EXERCISE: Once the line containing "Extract the structured" is found, please copy it and all lines after it through the end of the records, exactly, leaving out pictures.

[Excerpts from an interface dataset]
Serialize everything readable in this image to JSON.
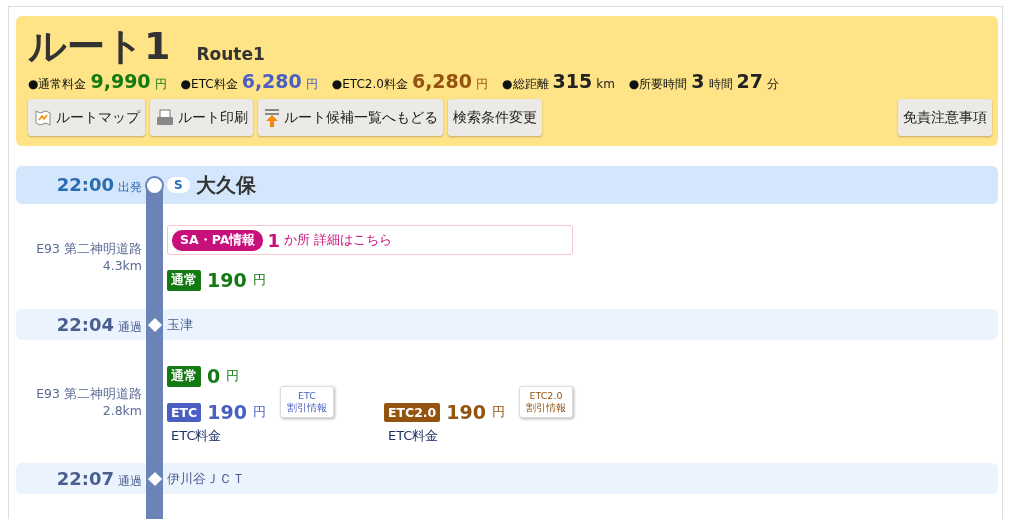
{
  "header": {
    "title": "ルート1",
    "subtitle": "Route1",
    "summary": [
      {
        "label": "●通常料金",
        "kind": "normal",
        "parts": [
          {
            "text": "9,990",
            "kind": "num"
          },
          {
            "text": "円",
            "kind": "unit"
          }
        ]
      },
      {
        "label": "●ETC料金",
        "kind": "etc",
        "parts": [
          {
            "text": "6,280",
            "kind": "num"
          },
          {
            "text": "円",
            "kind": "unit"
          }
        ]
      },
      {
        "label": "●ETC2.0料金",
        "kind": "etc2",
        "parts": [
          {
            "text": "6,280",
            "kind": "num"
          },
          {
            "text": "円",
            "kind": "unit"
          }
        ]
      },
      {
        "label": "●総距離",
        "kind": "plain",
        "parts": [
          {
            "text": "315",
            "kind": "num"
          },
          {
            "text": "km",
            "kind": "unit"
          }
        ]
      },
      {
        "label": "●所要時間",
        "kind": "plain",
        "parts": [
          {
            "text": "3",
            "kind": "num"
          },
          {
            "text": "時間",
            "kind": "unit"
          },
          {
            "text": "27",
            "kind": "num"
          },
          {
            "text": "分",
            "kind": "unit"
          }
        ]
      }
    ],
    "buttons": [
      {
        "label": "ルートマップ",
        "kind": "map"
      },
      {
        "label": "ルート印刷",
        "kind": "print"
      },
      {
        "label": "ルート候補一覧へもどる",
        "kind": "back"
      },
      {
        "label": "検索条件変更",
        "kind": "plain"
      }
    ],
    "disclaimer_button": "免責注意事項"
  },
  "timeline": [
    {
      "kind": "start",
      "time": "22:00",
      "action": "出発",
      "badge": "S",
      "name": "大久保"
    },
    {
      "kind": "segment",
      "road": "E93 第二神明道路",
      "distance": "4.3km",
      "sapa": {
        "tag": "SA・PA情報",
        "count": "1",
        "unit": "か所",
        "link": "詳細はこちら"
      },
      "fee_rows": [
        [
          {
            "kind": "normal",
            "tag": "通常",
            "amount": "190",
            "unit": "円"
          }
        ]
      ]
    },
    {
      "kind": "pass",
      "time": "22:04",
      "action": "通過",
      "name": "玉津"
    },
    {
      "kind": "segment",
      "road": "E93 第二神明道路",
      "distance": "2.8km",
      "fee_rows": [
        [
          {
            "kind": "normal",
            "tag": "通常",
            "amount": "0",
            "unit": "円"
          }
        ],
        [
          {
            "kind": "etc",
            "tag": "ETC",
            "amount": "190",
            "unit": "円",
            "discount": [
              "ETC",
              "割引情報"
            ],
            "caption": "ETC料金"
          },
          {
            "kind": "etc2",
            "tag": "ETC2.0",
            "amount": "190",
            "unit": "円",
            "discount": [
              "ETC2.0",
              "割引情報"
            ],
            "caption": "ETC料金"
          }
        ]
      ]
    },
    {
      "kind": "pass",
      "time": "22:07",
      "action": "通過",
      "name": "伊川谷ＪＣＴ"
    }
  ]
}
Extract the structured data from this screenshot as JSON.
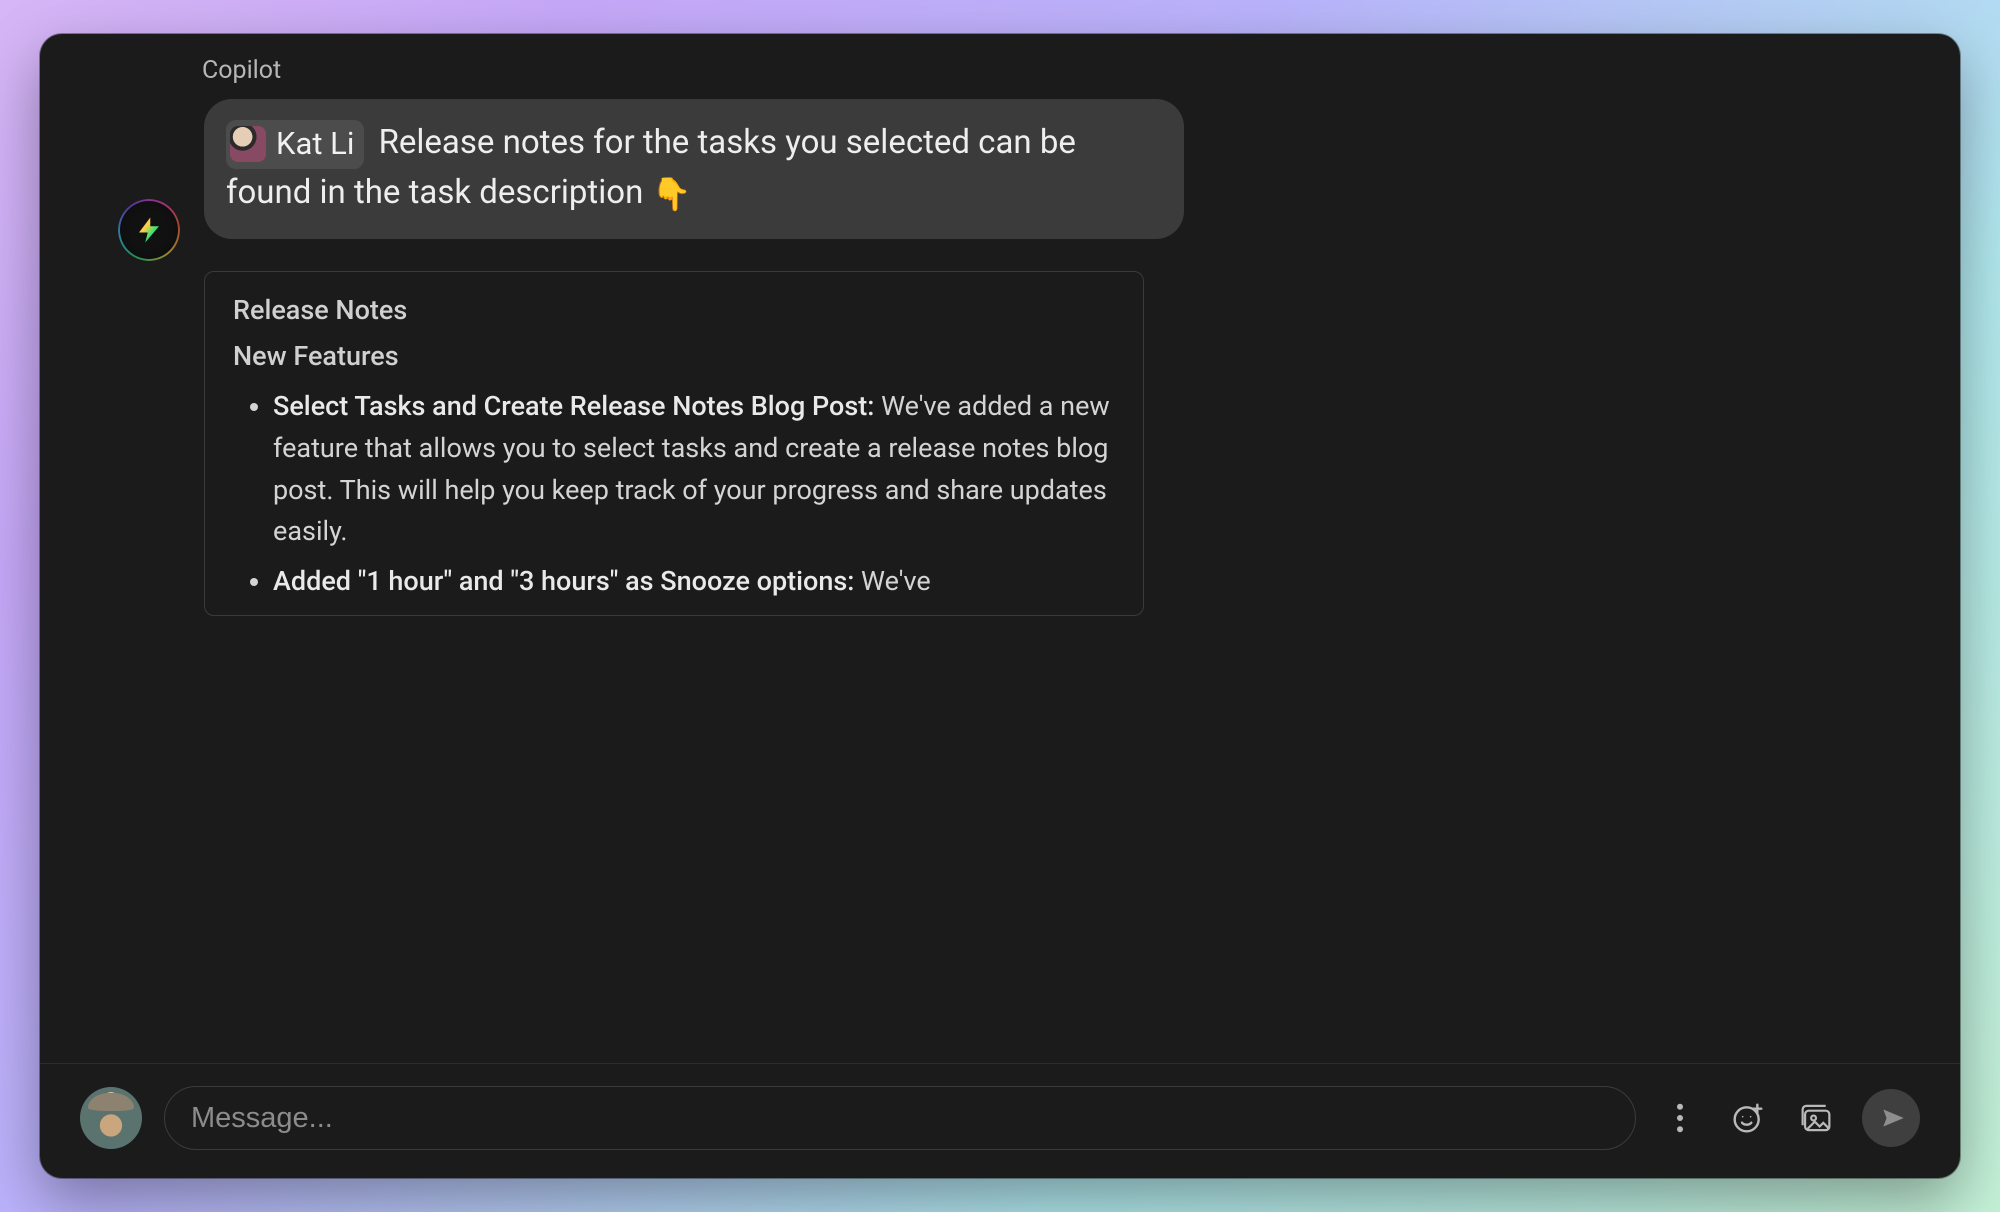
{
  "sender": "Copilot",
  "message": {
    "mention": {
      "name": "Kat Li"
    },
    "text_before": "",
    "text_after_mention": " Release notes for the tasks you selected can be found in the task description ",
    "emoji": "👇"
  },
  "notes": {
    "heading1": "Release Notes",
    "heading2": "New Features",
    "items": [
      {
        "title": "Select Tasks and Create Release Notes Blog Post:",
        "body": " We've added a new feature that allows you to select tasks and create a release notes blog post. This will help you keep track of your progress and share updates easily."
      },
      {
        "title": "Added \"1 hour\" and \"3 hours\" as Snooze options:",
        "body": " We've"
      }
    ]
  },
  "composer": {
    "placeholder": "Message..."
  }
}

SOLUTION TO THIS PROBLEM:
Extract the structured data from this screenshot as JSON.
{
  "sender": "Copilot",
  "message": {
    "mention": {
      "name": "Kat Li"
    },
    "text_before": "",
    "text_after_mention": " Release notes for the tasks you selected can be found in the task description ",
    "emoji": "👇"
  },
  "notes": {
    "heading1": "Release Notes",
    "heading2": "New Features",
    "items": [
      {
        "title": "Select Tasks and Create Release Notes Blog Post:",
        "body": " We've added a new feature that allows you to select tasks and create a release notes blog post. This will help you keep track of your progress and share updates easily."
      },
      {
        "title": "Added \"1 hour\" and \"3 hours\" as Snooze options:",
        "body": " We've"
      }
    ]
  },
  "composer": {
    "placeholder": "Message..."
  }
}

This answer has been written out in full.